• Approach 1: turn synchronization into an ordering problem

• Sort keys into correct order of computation

• Partition key space so that each reducer gets the appropriate set of partial results

• Hold state in reducer across multiple key-value pairs to perform computation

• Illustrated by the “pairs” approach

• Approach 2: construct data structures that “bring the pieces together”

• Each reducer receives all the data it needs to complete the computation

• Illustrated by the “stripes” approach

• Number of key-value pairs

• Time for sorting and shuffling pairs across the network

• Size of each key-value pair

• Combiners make a big difference!

• RAM vs. disk and network

• Arrange data to maximize opportunities to aggregate partial results

Writable

Defines a de/serialization protocol. Every data type in Hadoop is a Writable.

WritableComprable

Defines a sort order. All keys must be of this type (but not values).

Concrete classes for different data types.

IntWritableLongWritable

Text

• How do you implement complex data types?

• The easiest way:

• Encoded it as Text, e.g., (a, b) = “a:b”

• Use regular expressions to parse and extract data

• Works, but pretty hack-ish

• The hard way:

• Define a custom implementation of WritableComprable

• Must implement: readFields, write, compareTo

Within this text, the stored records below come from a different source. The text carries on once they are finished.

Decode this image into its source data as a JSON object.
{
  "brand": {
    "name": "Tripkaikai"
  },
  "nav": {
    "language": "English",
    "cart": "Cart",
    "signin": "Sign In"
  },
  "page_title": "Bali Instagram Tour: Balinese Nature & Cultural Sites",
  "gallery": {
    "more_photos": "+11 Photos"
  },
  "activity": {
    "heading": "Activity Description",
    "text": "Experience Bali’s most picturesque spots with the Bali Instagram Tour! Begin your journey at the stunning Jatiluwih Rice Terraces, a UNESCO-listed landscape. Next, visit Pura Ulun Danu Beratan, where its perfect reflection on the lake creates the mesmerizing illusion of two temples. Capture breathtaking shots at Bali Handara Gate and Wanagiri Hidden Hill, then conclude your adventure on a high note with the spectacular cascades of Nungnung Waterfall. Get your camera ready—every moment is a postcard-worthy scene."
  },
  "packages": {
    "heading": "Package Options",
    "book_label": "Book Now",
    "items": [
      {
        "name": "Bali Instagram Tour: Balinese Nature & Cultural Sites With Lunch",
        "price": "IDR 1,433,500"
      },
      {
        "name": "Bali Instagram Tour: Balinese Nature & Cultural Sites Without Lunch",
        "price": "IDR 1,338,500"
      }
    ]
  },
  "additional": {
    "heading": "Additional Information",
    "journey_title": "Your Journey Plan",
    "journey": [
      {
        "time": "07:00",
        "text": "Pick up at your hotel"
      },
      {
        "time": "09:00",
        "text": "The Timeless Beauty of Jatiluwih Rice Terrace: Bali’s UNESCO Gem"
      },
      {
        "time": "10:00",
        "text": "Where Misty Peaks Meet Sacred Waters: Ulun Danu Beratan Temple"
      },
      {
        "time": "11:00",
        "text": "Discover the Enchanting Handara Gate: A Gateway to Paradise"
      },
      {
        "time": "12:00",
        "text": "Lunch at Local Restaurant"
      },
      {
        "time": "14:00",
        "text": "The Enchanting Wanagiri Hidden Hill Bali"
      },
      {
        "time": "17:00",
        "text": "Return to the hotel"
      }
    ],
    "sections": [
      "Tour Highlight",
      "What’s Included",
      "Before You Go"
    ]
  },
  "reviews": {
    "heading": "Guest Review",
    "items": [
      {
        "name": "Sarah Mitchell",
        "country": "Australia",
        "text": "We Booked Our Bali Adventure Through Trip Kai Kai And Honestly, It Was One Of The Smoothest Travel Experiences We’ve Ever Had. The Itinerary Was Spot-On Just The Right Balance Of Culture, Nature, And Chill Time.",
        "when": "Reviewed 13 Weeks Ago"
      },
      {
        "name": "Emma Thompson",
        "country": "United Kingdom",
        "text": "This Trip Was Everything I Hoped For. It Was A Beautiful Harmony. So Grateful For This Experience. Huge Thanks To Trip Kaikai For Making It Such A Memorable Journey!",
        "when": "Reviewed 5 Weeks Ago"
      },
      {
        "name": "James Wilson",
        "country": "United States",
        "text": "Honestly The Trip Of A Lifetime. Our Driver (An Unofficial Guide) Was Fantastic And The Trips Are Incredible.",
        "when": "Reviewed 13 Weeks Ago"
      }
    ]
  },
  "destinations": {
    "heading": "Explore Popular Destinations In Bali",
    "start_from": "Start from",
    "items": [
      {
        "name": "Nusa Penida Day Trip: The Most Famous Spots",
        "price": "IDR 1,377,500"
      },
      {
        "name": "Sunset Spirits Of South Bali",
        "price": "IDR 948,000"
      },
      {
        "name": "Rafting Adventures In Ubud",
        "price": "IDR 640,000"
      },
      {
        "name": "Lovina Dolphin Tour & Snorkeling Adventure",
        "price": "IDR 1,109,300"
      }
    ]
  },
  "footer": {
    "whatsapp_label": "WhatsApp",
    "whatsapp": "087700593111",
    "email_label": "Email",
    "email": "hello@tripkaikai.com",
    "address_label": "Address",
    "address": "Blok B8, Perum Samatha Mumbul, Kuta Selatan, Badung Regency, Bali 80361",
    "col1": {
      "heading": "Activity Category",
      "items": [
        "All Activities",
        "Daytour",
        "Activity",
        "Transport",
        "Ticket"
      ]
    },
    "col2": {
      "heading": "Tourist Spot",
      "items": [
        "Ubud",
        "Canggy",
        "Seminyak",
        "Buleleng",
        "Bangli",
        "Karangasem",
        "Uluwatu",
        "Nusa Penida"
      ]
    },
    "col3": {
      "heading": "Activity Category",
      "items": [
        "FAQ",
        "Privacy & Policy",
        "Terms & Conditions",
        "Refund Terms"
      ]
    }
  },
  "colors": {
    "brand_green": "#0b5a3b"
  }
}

• Computationally efficient, but slow for rapid prototyping

• Alternatives:

• Cloud9 offers two other choices: Tuple and JSON